Walking along the edge of the pond I heard a new-to-my-ears sound, an odd sort of mewing, repeated over and over again. What could that be? I snuck along as quiet as could be following the sound. To my amazement, it was a pair of Muskrats cavorting in the reeds, and they were courting and mating!!! You can just barely make out two together in the photo with the dense reeds, too dense to get a good photo, but not too dense to see what they were up to.
A female Muskrat is ready to breed at only one year of age. The breeding season lasts from March through August. A pair will mate while partially submerged, or on water-logged debris above the surface (where our little pair was mating). She may have 2-3 litters per year, with an average of 6 to 8 kits per litter.
Lest folks worry the pond will become overrun with Muskrats, they are a relatively short-lived mammal and have many, many predators including Snapping Turtles, large fish, Eastern Coyotes, Red and Gray Foxes, Weasels, River Otters, Bobcats, Great Horned Owls, and Northern Harriers. But their chief enemy are Minks and Raccoons.
For our reader’s general information, Muskrats are easy to distinguish from Beavers. They are about a tenth the size; Muskrats weigh 1 to 4 pounds whereas Beavers weighs 30 pounds or more.
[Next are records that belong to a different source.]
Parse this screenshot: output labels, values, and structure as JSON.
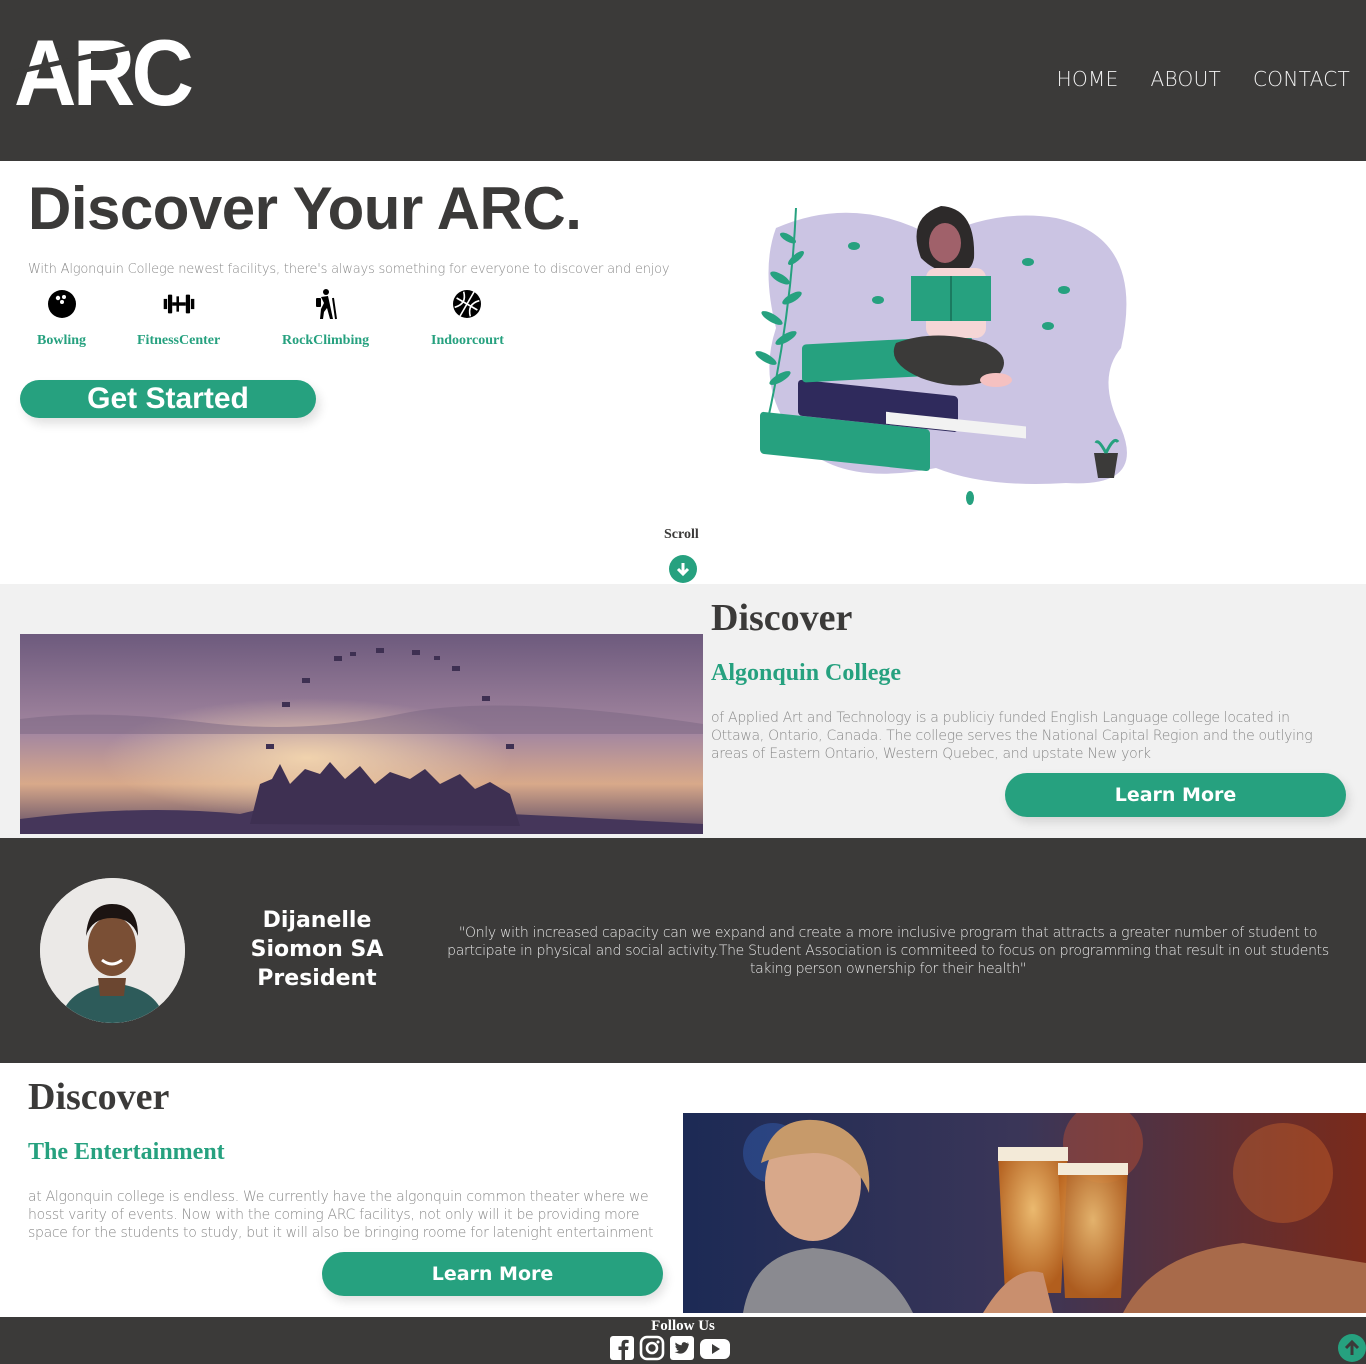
{
  "header": {
    "logo": "ARC",
    "nav": [
      "HOME",
      "ABOUT",
      "CONTACT"
    ]
  },
  "hero": {
    "title": "Discover Your ARC.",
    "subtitle": "With Algonquin College newest facilitys, there's always something for everyone to discover and enjoy",
    "facilities": [
      {
        "label": "Bowling",
        "icon": "bowling-ball-icon"
      },
      {
        "label": "FitnessCenter",
        "icon": "dumbbell-icon"
      },
      {
        "label": "RockClimbing",
        "icon": "hiker-icon"
      },
      {
        "label": "Indoorcourt",
        "icon": "basketball-icon"
      }
    ],
    "cta": "Get Started",
    "scroll": "Scroll"
  },
  "college": {
    "heading": "Discover",
    "subheading": "Algonquin College",
    "text": "of Applied Art and Technology is a publiciy funded English Language college located in Ottawa, Ontario, Canada. The college serves the National Capital Region and the outlying areas of Eastern Ontario, Western Quebec, and upstate New york",
    "button": "Learn More"
  },
  "president": {
    "name": "Dijanelle Siomon SA President",
    "quote": "\"Only with increased capacity can we expand and create a more inclusive program that attracts a greater number of student to partcipate in physical and social activity.The Student Association is commiteed to focus on programming that result in out students taking person ownership for their health\""
  },
  "entertainment": {
    "heading": "Discover",
    "subheading": "The Entertainment",
    "text": "at Algonquin college is endless. We currently have the algonquin common theater where we hosst varity of events. Now with the coming ARC facilitys, not only will it be providing more space for the students to study, but it will also be bringing roome for latenight entertainment",
    "button": "Learn More"
  },
  "footer": {
    "follow": "Follow Us",
    "socials": [
      "facebook-icon",
      "instagram-icon",
      "twitter-icon",
      "youtube-icon"
    ]
  },
  "colors": {
    "dark": "#3b3a39",
    "accent": "#26a17f",
    "light": "#f1f1f1"
  }
}
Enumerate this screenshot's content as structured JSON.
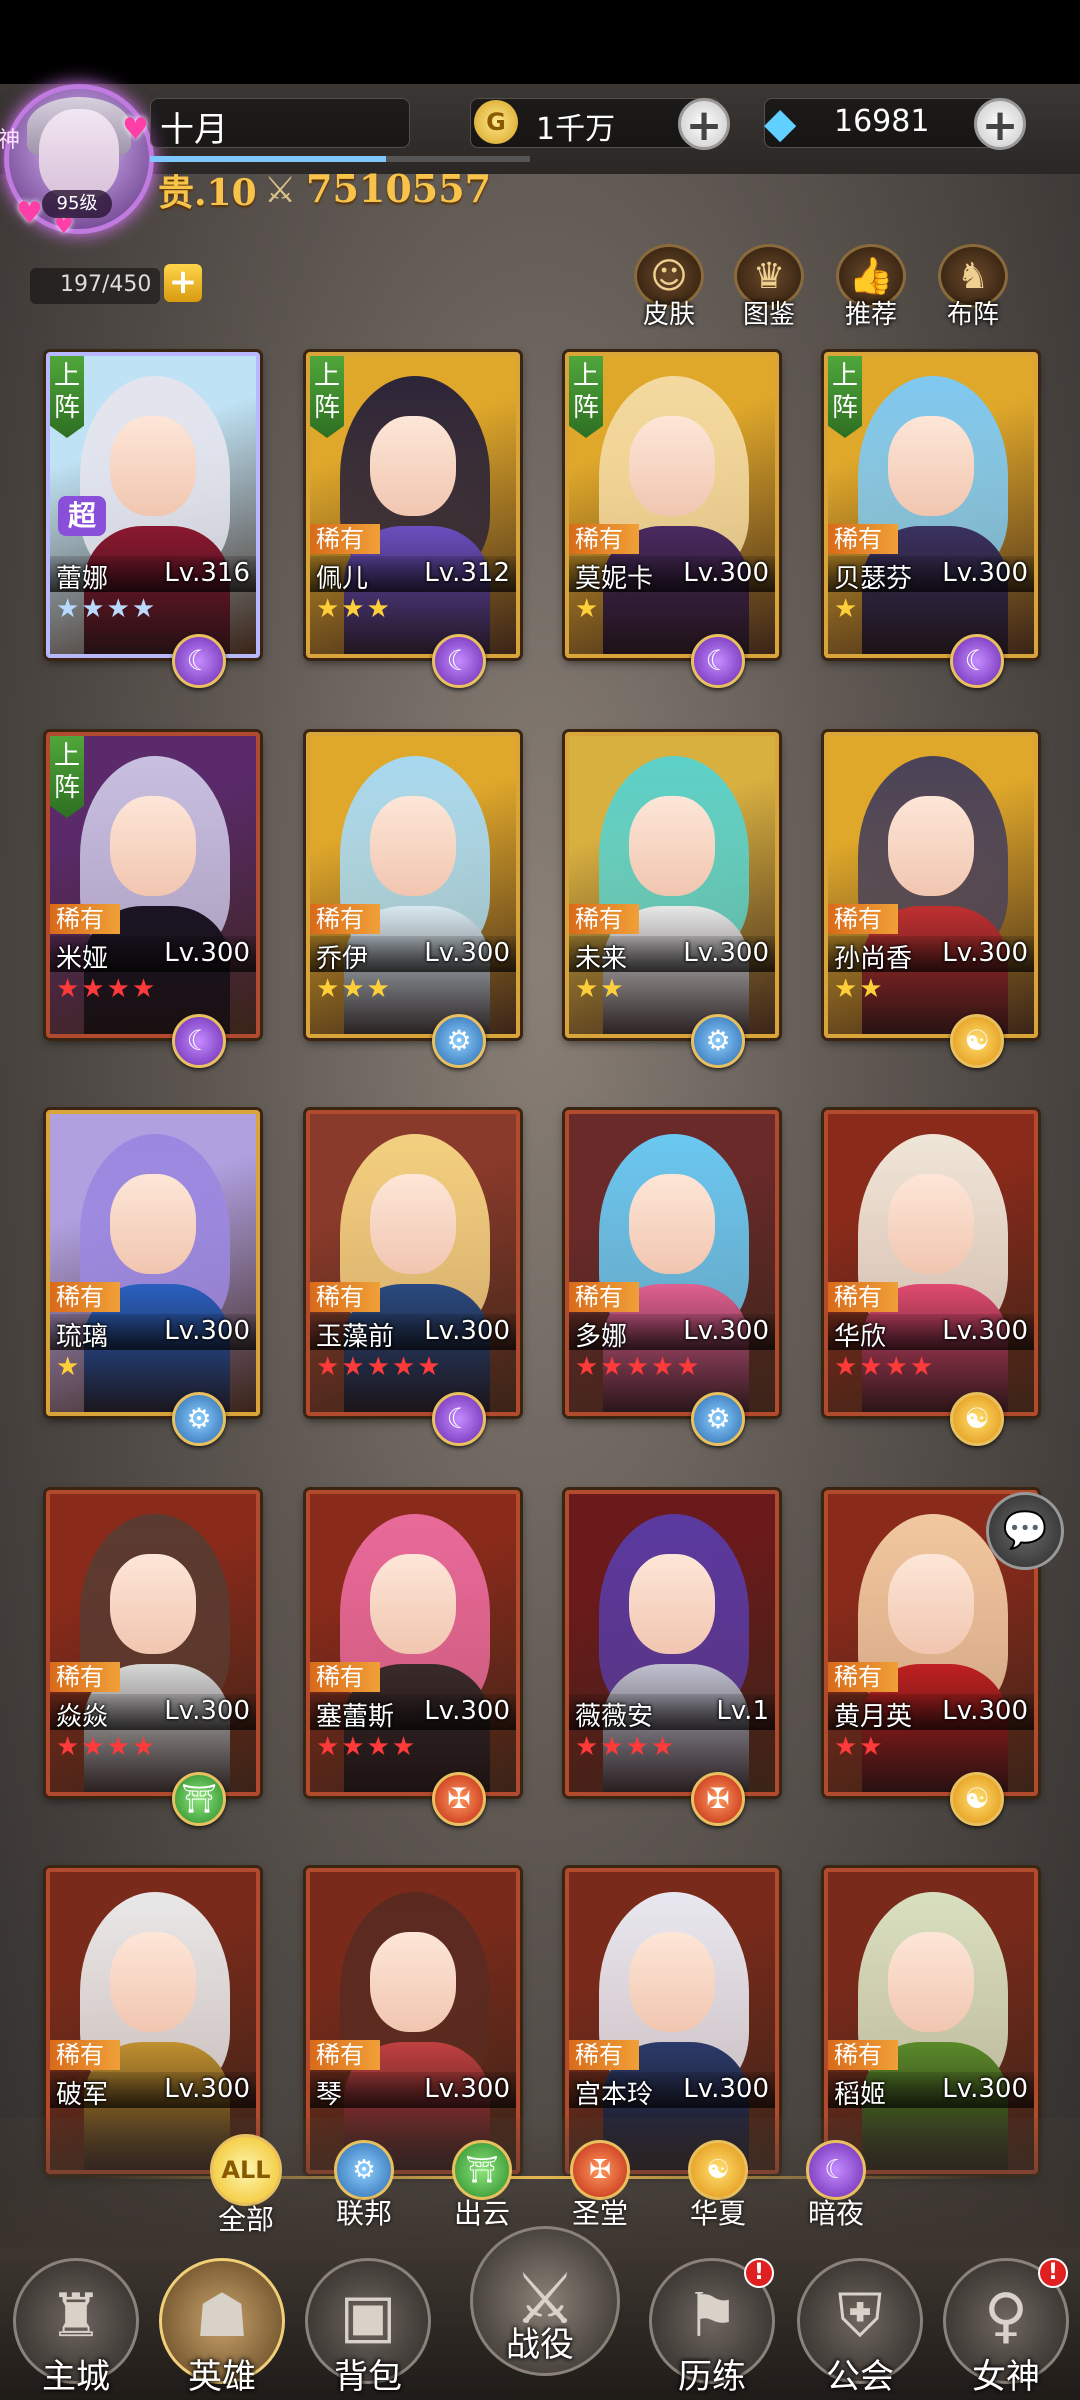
{
  "player": {
    "name": "十月",
    "level_label": "95级",
    "vip_label": "贵.10",
    "power": "7510557",
    "god_tag": "神",
    "exp_progress": 0.62
  },
  "resources": {
    "gold": "1千万",
    "gold_symbol": "G",
    "gems": "16981"
  },
  "hero_capacity": "197/450",
  "top_actions": [
    {
      "label": "皮肤",
      "icon": "mask-icon",
      "glyph": "☺"
    },
    {
      "label": "图鉴",
      "icon": "crown-icon",
      "glyph": "♛"
    },
    {
      "label": "推荐",
      "icon": "thumbs-up-icon",
      "glyph": "👍"
    },
    {
      "label": "布阵",
      "icon": "chess-knight-icon",
      "glyph": "♞"
    }
  ],
  "deploy_label": "上阵",
  "super_label": "超",
  "rarity_label": "稀有",
  "heroes": [
    {
      "name": "蕾娜",
      "level": "Lv.316",
      "stars": "★★★★",
      "star_color": "#b9d9ff",
      "faction": "暗夜",
      "deployed": true,
      "rarity": false,
      "super": true,
      "frame": "purple",
      "art": [
        "#bfe3f5",
        "#e4e4ee",
        "#8b1830"
      ]
    },
    {
      "name": "佩儿",
      "level": "Lv.312",
      "stars": "★★★",
      "star_color": "#ffcf3a",
      "faction": "暗夜",
      "deployed": true,
      "rarity": true,
      "super": false,
      "frame": "gold",
      "art": [
        "#e0a82a",
        "#2c2438",
        "#6a4fbf"
      ]
    },
    {
      "name": "莫妮卡",
      "level": "Lv.300",
      "stars": "★",
      "star_color": "#ffcf3a",
      "faction": "暗夜",
      "deployed": true,
      "rarity": true,
      "super": false,
      "frame": "gold",
      "art": [
        "#e0a82a",
        "#f3d9a0",
        "#4a2a60"
      ]
    },
    {
      "name": "贝瑟芬",
      "level": "Lv.300",
      "stars": "★",
      "star_color": "#ffcf3a",
      "faction": "暗夜",
      "deployed": true,
      "rarity": true,
      "super": false,
      "frame": "gold",
      "art": [
        "#e0a82a",
        "#7fc8f0",
        "#3a3260"
      ]
    },
    {
      "name": "米娅",
      "level": "Lv.300",
      "stars": "★★★★",
      "star_color": "#ff3a3a",
      "faction": "暗夜",
      "deployed": true,
      "rarity": true,
      "super": false,
      "frame": "red",
      "art": [
        "#5a2a6a",
        "#c8c0e0",
        "#1a1424"
      ]
    },
    {
      "name": "乔伊",
      "level": "Lv.300",
      "stars": "★★★",
      "star_color": "#ffcf3a",
      "faction": "联邦",
      "deployed": false,
      "rarity": true,
      "super": false,
      "frame": "gold",
      "art": [
        "#e0a82a",
        "#a8d8f0",
        "#d8e8f0"
      ]
    },
    {
      "name": "未来",
      "level": "Lv.300",
      "stars": "★★",
      "star_color": "#ffcf3a",
      "faction": "联邦",
      "deployed": false,
      "rarity": true,
      "super": false,
      "frame": "gold",
      "art": [
        "#d8b040",
        "#5cd0c8",
        "#e8e8e8"
      ]
    },
    {
      "name": "孙尚香",
      "level": "Lv.300",
      "stars": "★★",
      "star_color": "#ffcf3a",
      "faction": "华夏",
      "deployed": false,
      "rarity": true,
      "super": false,
      "frame": "gold",
      "art": [
        "#e0a82a",
        "#4a4258",
        "#c03030"
      ]
    },
    {
      "name": "琉璃",
      "level": "Lv.300",
      "stars": "★",
      "star_color": "#ffcf3a",
      "faction": "联邦",
      "deployed": false,
      "rarity": true,
      "super": false,
      "frame": "gold",
      "art": [
        "#b0a0e0",
        "#9c88e0",
        "#2a60c0"
      ]
    },
    {
      "name": "玉藻前",
      "level": "Lv.300",
      "stars": "★★★★★",
      "star_color": "#ff3a3a",
      "faction": "暗夜",
      "deployed": false,
      "rarity": true,
      "super": false,
      "frame": "red",
      "art": [
        "#8a3a2a",
        "#f3d080",
        "#2a4a80"
      ]
    },
    {
      "name": "多娜",
      "level": "Lv.300",
      "stars": "★★★★★",
      "star_color": "#ff3a3a",
      "faction": "联邦",
      "deployed": false,
      "rarity": true,
      "super": false,
      "frame": "red",
      "art": [
        "#6a2a2a",
        "#6ac8f0",
        "#e06090"
      ]
    },
    {
      "name": "华欣",
      "level": "Lv.300",
      "stars": "★★★★",
      "star_color": "#ff3a3a",
      "faction": "华夏",
      "deployed": false,
      "rarity": true,
      "super": false,
      "frame": "red",
      "art": [
        "#8a2a1a",
        "#efe6d8",
        "#e04a70"
      ]
    },
    {
      "name": "焱焱",
      "level": "Lv.300",
      "stars": "★★★★",
      "star_color": "#ff3a3a",
      "faction": "出云",
      "deployed": false,
      "rarity": true,
      "super": false,
      "frame": "red",
      "art": [
        "#8a2a1a",
        "#5a3a30",
        "#d8d8d8"
      ]
    },
    {
      "name": "塞蕾斯",
      "level": "Lv.300",
      "stars": "★★★★",
      "star_color": "#ff3a3a",
      "faction": "圣堂",
      "deployed": false,
      "rarity": true,
      "super": false,
      "frame": "red",
      "art": [
        "#8a2a1a",
        "#e86a9a",
        "#3a2a2a"
      ]
    },
    {
      "name": "薇薇安",
      "level": "Lv.1",
      "stars": "★★★★",
      "star_color": "#ff3a3a",
      "faction": "圣堂",
      "deployed": false,
      "rarity": false,
      "super": false,
      "frame": "red",
      "art": [
        "#6a1a1a",
        "#5a3aa0",
        "#c0c0d0"
      ]
    },
    {
      "name": "黄月英",
      "level": "Lv.300",
      "stars": "★★",
      "star_color": "#ff3a3a",
      "faction": "华夏",
      "deployed": false,
      "rarity": true,
      "super": false,
      "frame": "red",
      "art": [
        "#8a2a1a",
        "#f0c8a0",
        "#c02020"
      ]
    },
    {
      "name": "破军",
      "level": "Lv.300",
      "stars": "",
      "star_color": "#ff3a3a",
      "faction": "",
      "deployed": false,
      "rarity": true,
      "super": false,
      "frame": "red",
      "art": [
        "#7a2a1a",
        "#e8e8e8",
        "#c09030"
      ]
    },
    {
      "name": "琴",
      "level": "Lv.300",
      "stars": "",
      "star_color": "#ff3a3a",
      "faction": "",
      "deployed": false,
      "rarity": true,
      "super": false,
      "frame": "red",
      "art": [
        "#7a2a1a",
        "#5a2a20",
        "#c04040"
      ]
    },
    {
      "name": "宫本玲",
      "level": "Lv.300",
      "stars": "",
      "star_color": "#ff3a3a",
      "faction": "",
      "deployed": false,
      "rarity": true,
      "super": false,
      "frame": "red",
      "art": [
        "#7a2a1a",
        "#e8e8f0",
        "#2a3a6a"
      ]
    },
    {
      "name": "稻姬",
      "level": "Lv.300",
      "stars": "",
      "star_color": "#ff3a3a",
      "faction": "",
      "deployed": false,
      "rarity": true,
      "super": false,
      "frame": "red",
      "art": [
        "#7a2a1a",
        "#d8e0c0",
        "#5a8a2a"
      ]
    }
  ],
  "faction_glyphs": {
    "暗夜": "☾",
    "联邦": "⚙",
    "华夏": "☯",
    "出云": "⛩",
    "圣堂": "✠"
  },
  "faction_classes": {
    "暗夜": "fb-dark",
    "联邦": "fb-fed",
    "华夏": "fb-hx",
    "出云": "fb-cy",
    "圣堂": "fb-sh"
  },
  "filters": [
    {
      "label": "全部",
      "glyph": "ALL",
      "icon": "all-filter-icon",
      "active": true,
      "cls": ""
    },
    {
      "label": "联邦",
      "glyph": "⚙",
      "icon": "federation-filter-icon",
      "active": false,
      "cls": "fb-fed"
    },
    {
      "label": "出云",
      "glyph": "⛩",
      "icon": "izumo-filter-icon",
      "active": false,
      "cls": "fb-cy"
    },
    {
      "label": "圣堂",
      "glyph": "✠",
      "icon": "temple-filter-icon",
      "active": false,
      "cls": "fb-sh"
    },
    {
      "label": "华夏",
      "glyph": "☯",
      "icon": "huaxia-filter-icon",
      "active": false,
      "cls": "fb-hx"
    },
    {
      "label": "暗夜",
      "glyph": "☾",
      "icon": "dark-night-filter-icon",
      "active": false,
      "cls": "fb-dark"
    }
  ],
  "nav": [
    {
      "label": "主城",
      "glyph": "♜",
      "icon": "castle-icon",
      "active": false,
      "alert": false
    },
    {
      "label": "英雄",
      "glyph": "☗",
      "icon": "hooded-hero-icon",
      "active": true,
      "alert": false
    },
    {
      "label": "背包",
      "glyph": "▣",
      "icon": "backpack-icon",
      "active": false,
      "alert": false
    },
    {
      "label": "战役",
      "glyph": "⚔",
      "icon": "crossed-swords-icon",
      "active": false,
      "alert": false,
      "center": true
    },
    {
      "label": "历练",
      "glyph": "⚑",
      "icon": "map-icon",
      "active": false,
      "alert": true
    },
    {
      "label": "公会",
      "glyph": "⛨",
      "icon": "guild-shield-icon",
      "active": false,
      "alert": false
    },
    {
      "label": "女神",
      "glyph": "♀",
      "icon": "goddess-icon",
      "active": false,
      "alert": true
    }
  ],
  "alert_mark": "!",
  "chat_glyph": "💬"
}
The muskrat’s tail is not large large and flat, but slender and elongated.
Big fat Beaver Tail